For decades the Formula 1 racing track has been dominated by cars designed be Adrian Newey. He is currently the Chief Technical Officer of Red Bulls Technologies. Newey has worked for both Formula One and IndyCar Racing as an Engineer, aerodynamicist, designer and technical director. He has enjoyed tremendous success in both categories.
Newey has designed racing cars since the early 1980s. The first car designed by Newey was the March 82G GTP, under the direction of Robin Herd. It was a reworked BMW M1C aluminum monocoque and was powered by a 5.7 litre Chevy engine. Newey designed cars always an aerodynamic feature which lent the cars a unique shape and speed. The March 82G GTP won two IMSA GTP titles.
Newey moved on to Indy 500 and designed the March 85C. This design was popular with the teams and it won its second race. The CART Championship was won by a Newey design two years in a row. This was his last with Indy 500 and he joined the FORCE F1 Team.
After a brief stint with Newman-Haas race engineering Mario Andretti’s Hanna Car Wash Lola Newey moved back to March to design his first ever Formula 1 car.
The March 881 was the fastest normally aspirated car of the 1988 season and even finished on the Podium three times, a third position at the Belgian Grand Prix was followed by a second place in Portugal. The car was again raced in the following year and it again finished on the podium with a third place in Brazil.
His next design however was not as good as the first. After a few failures Newey went on to join the Williams team and designed the Williams FW14 and it won the World Championship Grand Prix at the 1991 Mexican Grand Prix with Riccardo Patrese at the wheel.
The Williams FW14 went on to be one of the most successful F1 cars ever, with seven wins in 1991 and ten in 1992.
A recent development in his career is his new contract with Red Bull Technologies. Although he will no longer be directly hands-on involved in the design of Race cars, he will be involved only as a mentor.

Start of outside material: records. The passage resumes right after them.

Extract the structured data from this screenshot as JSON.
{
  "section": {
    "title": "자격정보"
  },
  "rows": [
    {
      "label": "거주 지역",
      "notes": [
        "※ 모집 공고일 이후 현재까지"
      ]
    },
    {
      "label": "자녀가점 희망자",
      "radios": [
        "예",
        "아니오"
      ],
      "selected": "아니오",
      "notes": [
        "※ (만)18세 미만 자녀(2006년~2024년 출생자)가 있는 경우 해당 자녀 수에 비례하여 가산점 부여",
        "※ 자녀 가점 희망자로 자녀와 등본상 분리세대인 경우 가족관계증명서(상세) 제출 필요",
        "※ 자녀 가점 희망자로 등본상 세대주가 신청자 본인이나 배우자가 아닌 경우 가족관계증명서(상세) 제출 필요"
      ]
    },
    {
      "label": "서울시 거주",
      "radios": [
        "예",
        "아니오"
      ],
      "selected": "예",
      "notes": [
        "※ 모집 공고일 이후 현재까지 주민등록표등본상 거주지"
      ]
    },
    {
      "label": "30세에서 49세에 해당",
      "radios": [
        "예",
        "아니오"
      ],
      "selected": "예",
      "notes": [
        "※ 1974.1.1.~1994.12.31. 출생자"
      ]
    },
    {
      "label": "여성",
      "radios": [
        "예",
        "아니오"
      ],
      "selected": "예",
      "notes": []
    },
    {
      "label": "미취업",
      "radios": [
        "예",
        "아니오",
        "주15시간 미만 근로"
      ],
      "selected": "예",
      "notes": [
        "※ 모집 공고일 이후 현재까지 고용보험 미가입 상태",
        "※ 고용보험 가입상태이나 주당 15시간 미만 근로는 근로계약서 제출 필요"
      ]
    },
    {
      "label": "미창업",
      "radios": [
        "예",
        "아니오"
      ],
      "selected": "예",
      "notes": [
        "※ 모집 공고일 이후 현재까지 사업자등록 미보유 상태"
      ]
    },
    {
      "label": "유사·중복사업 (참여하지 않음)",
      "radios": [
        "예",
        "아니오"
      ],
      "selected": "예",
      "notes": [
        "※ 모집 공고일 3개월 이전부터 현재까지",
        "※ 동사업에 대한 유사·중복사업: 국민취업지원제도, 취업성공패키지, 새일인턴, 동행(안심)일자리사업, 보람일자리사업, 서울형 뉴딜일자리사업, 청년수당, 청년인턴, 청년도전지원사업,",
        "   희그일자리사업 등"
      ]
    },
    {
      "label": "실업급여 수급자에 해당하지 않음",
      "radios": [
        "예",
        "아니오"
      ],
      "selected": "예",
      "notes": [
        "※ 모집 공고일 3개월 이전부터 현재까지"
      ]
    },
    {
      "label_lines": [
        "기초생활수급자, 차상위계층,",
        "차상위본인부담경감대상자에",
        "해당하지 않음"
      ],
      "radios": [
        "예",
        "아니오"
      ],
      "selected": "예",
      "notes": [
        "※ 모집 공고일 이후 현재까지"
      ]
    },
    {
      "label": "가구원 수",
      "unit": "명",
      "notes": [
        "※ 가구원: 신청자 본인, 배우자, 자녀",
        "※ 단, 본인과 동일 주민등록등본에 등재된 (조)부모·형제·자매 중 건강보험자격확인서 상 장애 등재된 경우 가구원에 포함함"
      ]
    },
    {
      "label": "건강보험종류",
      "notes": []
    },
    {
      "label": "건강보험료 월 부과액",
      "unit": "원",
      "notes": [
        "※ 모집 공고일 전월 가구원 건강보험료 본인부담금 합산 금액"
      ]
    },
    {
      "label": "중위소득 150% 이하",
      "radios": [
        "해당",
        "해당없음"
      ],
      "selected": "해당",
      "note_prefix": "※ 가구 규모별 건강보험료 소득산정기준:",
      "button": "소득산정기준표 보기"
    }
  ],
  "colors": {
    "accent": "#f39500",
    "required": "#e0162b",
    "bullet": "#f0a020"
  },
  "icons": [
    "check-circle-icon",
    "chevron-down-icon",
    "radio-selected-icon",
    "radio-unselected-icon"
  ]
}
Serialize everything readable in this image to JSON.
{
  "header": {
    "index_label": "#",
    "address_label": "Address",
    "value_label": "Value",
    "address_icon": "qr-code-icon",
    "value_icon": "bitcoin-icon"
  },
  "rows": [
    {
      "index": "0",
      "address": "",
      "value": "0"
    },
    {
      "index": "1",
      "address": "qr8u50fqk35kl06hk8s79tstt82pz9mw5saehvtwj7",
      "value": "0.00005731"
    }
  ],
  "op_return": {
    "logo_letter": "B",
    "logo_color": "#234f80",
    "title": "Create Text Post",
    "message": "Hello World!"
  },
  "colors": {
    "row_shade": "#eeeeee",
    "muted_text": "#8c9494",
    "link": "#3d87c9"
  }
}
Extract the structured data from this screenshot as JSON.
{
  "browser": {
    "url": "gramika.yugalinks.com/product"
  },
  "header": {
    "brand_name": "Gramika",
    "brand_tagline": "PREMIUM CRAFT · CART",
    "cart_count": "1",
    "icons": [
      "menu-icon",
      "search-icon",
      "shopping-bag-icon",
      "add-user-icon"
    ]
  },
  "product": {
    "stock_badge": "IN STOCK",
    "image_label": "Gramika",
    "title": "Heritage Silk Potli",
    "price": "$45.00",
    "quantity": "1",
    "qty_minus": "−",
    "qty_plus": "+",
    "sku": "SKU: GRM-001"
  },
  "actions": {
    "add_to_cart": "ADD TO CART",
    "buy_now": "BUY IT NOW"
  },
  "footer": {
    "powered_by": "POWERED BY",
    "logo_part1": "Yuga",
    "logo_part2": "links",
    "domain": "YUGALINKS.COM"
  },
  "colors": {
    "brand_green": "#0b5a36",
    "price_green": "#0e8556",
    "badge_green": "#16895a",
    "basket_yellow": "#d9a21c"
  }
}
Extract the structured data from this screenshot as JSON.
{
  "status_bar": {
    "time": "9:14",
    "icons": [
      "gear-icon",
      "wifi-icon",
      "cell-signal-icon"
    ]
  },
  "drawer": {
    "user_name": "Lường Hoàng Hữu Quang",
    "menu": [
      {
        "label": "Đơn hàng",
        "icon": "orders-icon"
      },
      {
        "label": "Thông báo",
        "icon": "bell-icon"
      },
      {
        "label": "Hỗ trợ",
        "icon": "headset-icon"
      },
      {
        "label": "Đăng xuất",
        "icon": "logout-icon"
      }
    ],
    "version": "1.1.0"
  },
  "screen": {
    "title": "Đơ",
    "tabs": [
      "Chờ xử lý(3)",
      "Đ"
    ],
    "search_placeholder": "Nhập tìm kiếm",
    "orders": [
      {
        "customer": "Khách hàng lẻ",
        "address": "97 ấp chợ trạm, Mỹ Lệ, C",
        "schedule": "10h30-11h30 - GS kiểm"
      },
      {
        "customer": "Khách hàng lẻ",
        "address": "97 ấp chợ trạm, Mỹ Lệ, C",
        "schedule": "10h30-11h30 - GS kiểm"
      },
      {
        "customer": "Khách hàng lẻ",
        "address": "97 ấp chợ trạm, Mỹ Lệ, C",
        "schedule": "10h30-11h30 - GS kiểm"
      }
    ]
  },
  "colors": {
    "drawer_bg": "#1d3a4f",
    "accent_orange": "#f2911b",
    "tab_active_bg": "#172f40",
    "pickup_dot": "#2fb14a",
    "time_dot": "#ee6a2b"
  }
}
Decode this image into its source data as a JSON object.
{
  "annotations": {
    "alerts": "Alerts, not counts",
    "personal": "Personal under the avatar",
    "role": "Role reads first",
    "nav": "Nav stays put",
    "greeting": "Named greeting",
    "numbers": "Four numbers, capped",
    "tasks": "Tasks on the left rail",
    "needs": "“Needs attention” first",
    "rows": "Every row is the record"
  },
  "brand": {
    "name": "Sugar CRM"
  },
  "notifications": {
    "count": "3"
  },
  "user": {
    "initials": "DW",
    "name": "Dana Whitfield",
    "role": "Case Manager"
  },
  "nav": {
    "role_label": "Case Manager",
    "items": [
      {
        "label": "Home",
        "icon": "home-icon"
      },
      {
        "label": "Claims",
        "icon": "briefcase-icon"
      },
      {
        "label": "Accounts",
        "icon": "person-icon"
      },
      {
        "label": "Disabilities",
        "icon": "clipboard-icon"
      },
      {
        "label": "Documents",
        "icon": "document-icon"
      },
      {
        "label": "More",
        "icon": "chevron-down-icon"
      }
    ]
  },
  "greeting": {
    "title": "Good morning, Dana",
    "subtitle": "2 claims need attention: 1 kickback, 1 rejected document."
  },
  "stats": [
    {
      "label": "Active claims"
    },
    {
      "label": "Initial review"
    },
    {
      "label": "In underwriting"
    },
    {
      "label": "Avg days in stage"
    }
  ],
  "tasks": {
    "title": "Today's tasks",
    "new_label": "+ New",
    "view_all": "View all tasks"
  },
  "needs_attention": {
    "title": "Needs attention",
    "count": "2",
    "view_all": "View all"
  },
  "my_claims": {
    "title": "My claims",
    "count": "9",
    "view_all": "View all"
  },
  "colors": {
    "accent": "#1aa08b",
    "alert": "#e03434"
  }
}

Considering the recent changes in the regulations for Formula One Racing Car designs Newey himself agrees he won’t be able to keep up with these changes.
Posted by Jason Hart 1/23/15